**Task details:**
Look for the word "bayonet" in the entries and copy every line where it shows up.
** Opening Available data block **
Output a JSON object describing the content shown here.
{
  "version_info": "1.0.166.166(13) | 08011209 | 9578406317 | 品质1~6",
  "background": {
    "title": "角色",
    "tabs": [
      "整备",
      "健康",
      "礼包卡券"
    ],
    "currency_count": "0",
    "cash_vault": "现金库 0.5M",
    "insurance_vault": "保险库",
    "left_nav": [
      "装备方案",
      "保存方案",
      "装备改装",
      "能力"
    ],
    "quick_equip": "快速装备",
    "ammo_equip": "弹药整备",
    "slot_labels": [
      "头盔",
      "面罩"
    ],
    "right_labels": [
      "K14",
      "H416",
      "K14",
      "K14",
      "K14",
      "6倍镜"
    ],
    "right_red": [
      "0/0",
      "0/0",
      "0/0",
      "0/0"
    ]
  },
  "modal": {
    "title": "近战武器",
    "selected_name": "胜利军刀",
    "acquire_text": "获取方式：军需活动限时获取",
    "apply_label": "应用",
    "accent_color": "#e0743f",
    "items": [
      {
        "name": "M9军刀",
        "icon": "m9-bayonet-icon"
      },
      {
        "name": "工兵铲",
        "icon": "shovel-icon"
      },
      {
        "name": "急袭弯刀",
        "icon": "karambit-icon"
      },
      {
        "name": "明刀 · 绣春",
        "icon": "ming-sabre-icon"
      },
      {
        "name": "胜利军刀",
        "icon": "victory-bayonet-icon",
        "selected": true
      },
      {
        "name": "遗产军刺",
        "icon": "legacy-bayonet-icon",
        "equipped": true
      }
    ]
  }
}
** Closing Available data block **
**Exercise answer:**
        "icon": "m9-bayonet-icon"
        "icon": "victory-bayonet-icon",
        "icon": "legacy-bayonet-icon",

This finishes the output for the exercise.